Rachelle Krygier of the Washington Post reported on the dire situation Monday, highlighting the impact of food shortages and 700 percent annual inflation. It’s reached a point where residents must save up for daily necessities, noting “a tube of toothpaste costs half a week’s wages.”
In May, Cabrera was among the MLB players who spoke about the problems in Venezuela as part of an online campaign to bring more attention to the issue, per Ted Berg of USA Today.
“It’s hard right now,” he said. “We are going through a harsh situation right now in Venezuela. Sending a message right now does not mean anything, because they’re fighting right now. They’re fighting for food. They’re fighting for a better life. They’re fighting for everything, for medicine. Somebody’s got to step up… because people are dying in Venezuela.”
The 34-year-old slugger has continued to represent the South American country at the international level, most recently playing in the 2017 World Baseball Classic. The team won a bronze medal for finishing third in the 2009 edition of the event.
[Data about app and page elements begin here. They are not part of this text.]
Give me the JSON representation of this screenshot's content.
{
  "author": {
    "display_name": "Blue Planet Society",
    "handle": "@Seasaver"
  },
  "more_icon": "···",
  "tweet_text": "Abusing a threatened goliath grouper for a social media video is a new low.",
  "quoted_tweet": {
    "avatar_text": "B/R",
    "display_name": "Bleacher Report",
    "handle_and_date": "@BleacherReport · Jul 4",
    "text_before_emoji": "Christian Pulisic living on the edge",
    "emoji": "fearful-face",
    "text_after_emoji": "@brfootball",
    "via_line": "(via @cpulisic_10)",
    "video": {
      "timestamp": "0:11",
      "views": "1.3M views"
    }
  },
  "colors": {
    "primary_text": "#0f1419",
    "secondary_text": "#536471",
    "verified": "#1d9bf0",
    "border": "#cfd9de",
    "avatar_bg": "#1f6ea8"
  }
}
Cabrera, who posted a .357 on-base percentage with 11 home runs for the Tigers before the All-Star break, called for an end to communism in the videos Monday. He added, “to the people of the resistance, you are not alone,” before pleading again for the safety of his family members, per Woodbery.
“Please do not do anything to my family. That’s what I ask,” he said.